--- Material shown Enclosed Below ---

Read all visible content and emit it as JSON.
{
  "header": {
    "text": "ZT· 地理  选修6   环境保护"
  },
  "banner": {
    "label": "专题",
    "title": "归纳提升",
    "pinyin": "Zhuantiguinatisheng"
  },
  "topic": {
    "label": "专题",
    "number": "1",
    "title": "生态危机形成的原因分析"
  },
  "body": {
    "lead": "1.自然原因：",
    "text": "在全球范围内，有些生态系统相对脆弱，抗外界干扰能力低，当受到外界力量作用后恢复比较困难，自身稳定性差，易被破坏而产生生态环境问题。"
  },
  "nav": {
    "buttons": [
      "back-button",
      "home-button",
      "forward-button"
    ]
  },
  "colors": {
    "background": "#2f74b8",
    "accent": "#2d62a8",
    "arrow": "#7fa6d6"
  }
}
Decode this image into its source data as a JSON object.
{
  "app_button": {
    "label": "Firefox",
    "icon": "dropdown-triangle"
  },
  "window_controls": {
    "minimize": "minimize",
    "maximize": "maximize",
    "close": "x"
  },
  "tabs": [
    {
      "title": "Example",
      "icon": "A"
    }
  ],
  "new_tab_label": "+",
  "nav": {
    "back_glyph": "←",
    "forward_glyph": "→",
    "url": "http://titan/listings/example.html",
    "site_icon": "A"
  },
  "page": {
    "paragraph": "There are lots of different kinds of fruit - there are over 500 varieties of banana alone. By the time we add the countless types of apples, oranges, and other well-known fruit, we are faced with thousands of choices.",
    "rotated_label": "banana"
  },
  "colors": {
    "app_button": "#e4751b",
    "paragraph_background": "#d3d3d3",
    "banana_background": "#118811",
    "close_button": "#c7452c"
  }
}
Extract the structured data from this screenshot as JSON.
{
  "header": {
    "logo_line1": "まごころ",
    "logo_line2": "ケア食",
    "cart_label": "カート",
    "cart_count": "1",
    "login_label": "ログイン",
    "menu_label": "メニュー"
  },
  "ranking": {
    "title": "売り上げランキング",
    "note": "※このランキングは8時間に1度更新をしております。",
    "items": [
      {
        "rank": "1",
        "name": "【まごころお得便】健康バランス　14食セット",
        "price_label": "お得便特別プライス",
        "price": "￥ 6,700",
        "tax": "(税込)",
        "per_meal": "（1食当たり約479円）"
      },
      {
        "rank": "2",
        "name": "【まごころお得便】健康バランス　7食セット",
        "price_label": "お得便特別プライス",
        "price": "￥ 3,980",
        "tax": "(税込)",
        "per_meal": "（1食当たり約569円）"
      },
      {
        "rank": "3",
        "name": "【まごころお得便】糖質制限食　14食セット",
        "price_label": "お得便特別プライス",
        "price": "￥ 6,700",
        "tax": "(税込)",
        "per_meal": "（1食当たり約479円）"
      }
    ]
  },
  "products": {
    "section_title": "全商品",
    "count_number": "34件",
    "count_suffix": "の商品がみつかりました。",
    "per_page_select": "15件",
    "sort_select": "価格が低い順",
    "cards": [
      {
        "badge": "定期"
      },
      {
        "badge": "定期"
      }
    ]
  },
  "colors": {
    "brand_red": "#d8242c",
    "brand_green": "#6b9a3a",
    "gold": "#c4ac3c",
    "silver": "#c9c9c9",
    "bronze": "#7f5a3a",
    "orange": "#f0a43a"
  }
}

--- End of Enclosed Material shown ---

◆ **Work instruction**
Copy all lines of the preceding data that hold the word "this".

◆ **Result**
Decode this image into its source data as a JSON object.
Extract the structured data from this screenshot as JSON.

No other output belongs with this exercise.